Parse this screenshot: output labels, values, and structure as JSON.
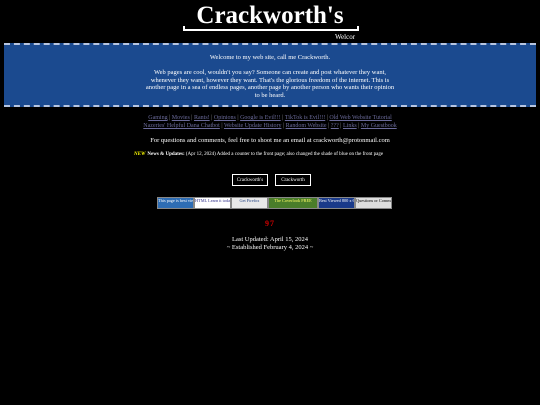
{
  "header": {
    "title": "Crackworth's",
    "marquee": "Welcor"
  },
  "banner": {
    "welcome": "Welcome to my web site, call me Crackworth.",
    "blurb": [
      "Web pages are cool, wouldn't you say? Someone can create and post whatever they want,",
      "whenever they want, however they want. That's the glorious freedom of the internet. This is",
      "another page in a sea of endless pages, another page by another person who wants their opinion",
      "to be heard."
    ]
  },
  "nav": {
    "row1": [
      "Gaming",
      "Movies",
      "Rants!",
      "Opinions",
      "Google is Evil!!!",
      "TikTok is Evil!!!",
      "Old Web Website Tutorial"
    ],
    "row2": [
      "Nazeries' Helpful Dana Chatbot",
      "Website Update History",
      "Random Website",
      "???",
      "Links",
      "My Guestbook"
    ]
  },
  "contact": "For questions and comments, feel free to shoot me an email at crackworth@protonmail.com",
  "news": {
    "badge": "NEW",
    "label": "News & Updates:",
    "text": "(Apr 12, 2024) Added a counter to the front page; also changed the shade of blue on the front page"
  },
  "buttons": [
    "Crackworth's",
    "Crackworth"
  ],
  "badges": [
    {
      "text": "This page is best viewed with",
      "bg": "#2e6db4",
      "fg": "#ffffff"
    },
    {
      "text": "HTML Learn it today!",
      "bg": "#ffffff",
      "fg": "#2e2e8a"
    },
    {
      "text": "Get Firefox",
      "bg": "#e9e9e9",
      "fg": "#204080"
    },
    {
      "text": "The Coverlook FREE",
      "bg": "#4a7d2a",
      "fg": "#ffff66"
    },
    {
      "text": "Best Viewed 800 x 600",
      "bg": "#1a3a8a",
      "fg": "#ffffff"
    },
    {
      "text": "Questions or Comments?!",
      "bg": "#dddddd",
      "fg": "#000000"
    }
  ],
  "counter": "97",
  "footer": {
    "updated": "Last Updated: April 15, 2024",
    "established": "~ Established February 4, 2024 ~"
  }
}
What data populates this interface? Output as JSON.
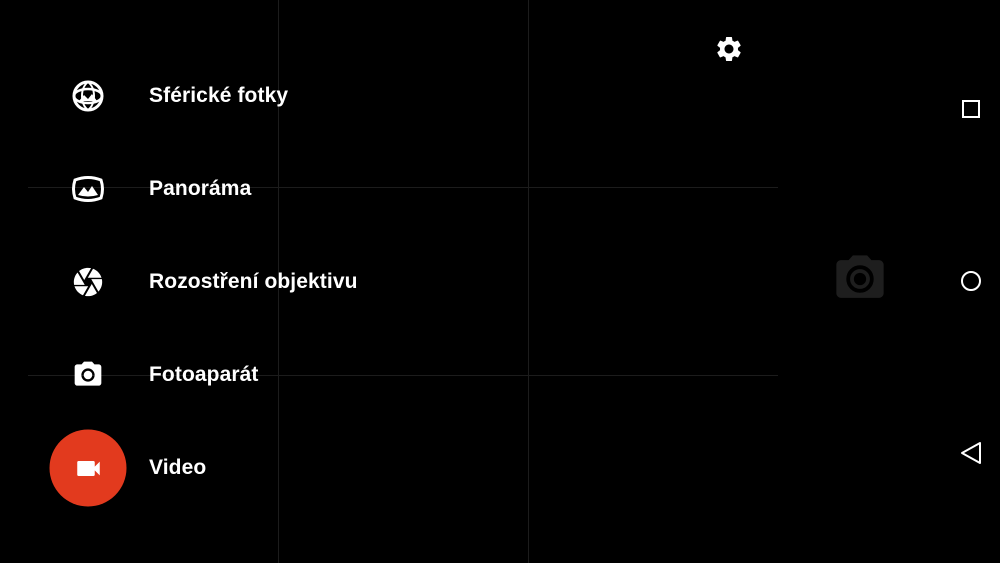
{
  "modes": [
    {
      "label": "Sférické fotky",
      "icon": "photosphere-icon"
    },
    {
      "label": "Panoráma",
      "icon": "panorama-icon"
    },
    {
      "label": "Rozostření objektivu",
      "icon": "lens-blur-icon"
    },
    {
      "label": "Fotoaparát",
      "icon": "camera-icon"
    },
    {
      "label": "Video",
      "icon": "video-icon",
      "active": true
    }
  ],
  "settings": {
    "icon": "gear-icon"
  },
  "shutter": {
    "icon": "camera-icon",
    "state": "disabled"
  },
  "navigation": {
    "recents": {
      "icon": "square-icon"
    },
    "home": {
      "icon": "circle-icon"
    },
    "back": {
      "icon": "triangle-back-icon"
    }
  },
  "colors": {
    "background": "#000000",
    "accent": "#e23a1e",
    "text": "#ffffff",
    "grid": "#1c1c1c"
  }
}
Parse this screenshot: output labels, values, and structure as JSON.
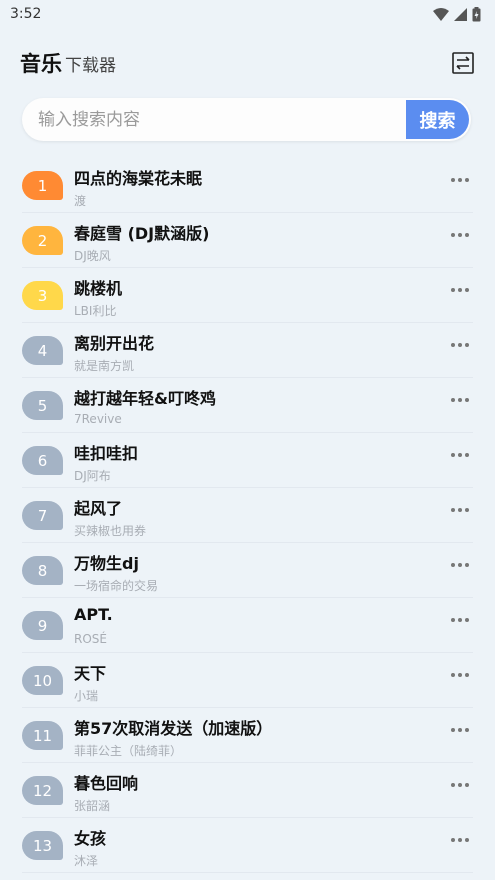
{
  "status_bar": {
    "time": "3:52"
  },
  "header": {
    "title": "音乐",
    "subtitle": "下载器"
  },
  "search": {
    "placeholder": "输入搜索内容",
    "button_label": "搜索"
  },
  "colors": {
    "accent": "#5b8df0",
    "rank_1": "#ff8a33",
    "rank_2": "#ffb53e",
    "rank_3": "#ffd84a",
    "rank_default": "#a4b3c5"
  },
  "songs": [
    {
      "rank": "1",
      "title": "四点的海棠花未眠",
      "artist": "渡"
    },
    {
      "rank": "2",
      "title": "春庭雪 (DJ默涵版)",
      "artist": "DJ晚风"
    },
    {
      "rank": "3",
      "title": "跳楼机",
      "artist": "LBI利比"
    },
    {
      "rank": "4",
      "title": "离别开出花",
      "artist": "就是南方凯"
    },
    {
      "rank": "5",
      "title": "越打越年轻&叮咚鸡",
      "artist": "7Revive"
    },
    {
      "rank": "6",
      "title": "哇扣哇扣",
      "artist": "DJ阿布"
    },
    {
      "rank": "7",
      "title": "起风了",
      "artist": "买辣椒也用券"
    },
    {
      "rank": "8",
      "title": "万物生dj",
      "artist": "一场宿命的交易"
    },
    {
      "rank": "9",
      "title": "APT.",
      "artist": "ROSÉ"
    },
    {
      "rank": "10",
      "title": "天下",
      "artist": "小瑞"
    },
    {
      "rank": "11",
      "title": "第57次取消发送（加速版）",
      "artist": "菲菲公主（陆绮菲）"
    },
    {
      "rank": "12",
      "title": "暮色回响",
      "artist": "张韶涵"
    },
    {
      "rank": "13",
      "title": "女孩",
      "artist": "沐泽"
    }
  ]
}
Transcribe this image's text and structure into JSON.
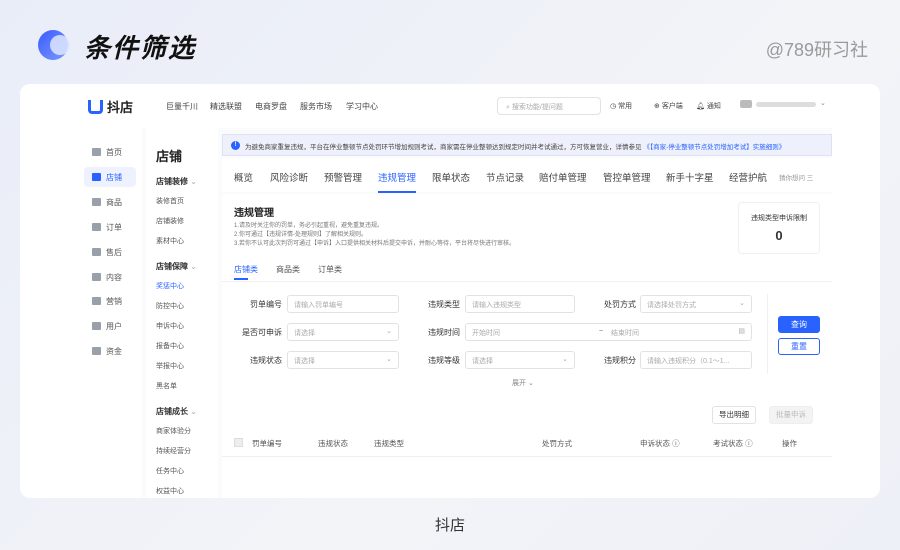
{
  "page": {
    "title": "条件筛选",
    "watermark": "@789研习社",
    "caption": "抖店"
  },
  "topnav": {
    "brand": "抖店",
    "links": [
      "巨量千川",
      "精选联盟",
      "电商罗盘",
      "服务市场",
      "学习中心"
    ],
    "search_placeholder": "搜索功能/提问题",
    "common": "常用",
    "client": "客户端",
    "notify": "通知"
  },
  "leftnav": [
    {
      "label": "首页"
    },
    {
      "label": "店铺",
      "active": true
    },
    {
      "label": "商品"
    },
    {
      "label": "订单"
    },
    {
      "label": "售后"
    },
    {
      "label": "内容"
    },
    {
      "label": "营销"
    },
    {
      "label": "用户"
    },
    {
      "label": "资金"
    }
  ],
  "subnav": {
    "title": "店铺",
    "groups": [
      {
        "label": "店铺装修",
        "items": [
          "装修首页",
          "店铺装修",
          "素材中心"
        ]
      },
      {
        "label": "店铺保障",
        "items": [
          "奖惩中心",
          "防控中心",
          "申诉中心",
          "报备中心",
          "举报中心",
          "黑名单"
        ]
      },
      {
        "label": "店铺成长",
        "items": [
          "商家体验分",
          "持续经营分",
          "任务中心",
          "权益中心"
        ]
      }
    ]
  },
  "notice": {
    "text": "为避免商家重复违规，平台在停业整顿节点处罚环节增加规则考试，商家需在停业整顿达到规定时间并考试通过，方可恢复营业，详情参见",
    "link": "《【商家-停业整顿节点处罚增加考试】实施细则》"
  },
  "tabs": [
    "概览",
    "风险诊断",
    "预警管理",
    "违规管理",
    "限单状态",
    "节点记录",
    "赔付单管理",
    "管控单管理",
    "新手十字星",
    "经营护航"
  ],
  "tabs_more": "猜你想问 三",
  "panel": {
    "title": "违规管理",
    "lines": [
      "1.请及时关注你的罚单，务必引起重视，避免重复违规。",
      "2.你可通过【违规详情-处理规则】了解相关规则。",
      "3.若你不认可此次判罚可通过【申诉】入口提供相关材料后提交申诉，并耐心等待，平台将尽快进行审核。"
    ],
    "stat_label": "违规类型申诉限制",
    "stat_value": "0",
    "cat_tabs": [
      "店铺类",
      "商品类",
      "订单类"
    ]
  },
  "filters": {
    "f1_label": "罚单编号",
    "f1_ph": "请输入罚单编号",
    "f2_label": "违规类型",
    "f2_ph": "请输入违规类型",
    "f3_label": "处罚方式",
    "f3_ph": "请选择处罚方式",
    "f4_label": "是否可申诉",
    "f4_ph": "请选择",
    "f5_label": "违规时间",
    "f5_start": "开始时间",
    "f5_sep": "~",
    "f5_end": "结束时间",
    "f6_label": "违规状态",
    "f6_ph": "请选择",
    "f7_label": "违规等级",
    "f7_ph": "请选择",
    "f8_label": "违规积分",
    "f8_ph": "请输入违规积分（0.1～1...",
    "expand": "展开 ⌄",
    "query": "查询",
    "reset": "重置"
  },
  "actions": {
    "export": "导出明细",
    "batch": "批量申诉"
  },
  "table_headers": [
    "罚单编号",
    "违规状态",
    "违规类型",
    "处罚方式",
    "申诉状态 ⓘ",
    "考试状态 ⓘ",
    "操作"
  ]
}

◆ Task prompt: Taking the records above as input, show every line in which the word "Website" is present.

◆ Completed task:
      "Old Web Website Tutorial"
      "Website Update History",
      "Random Website",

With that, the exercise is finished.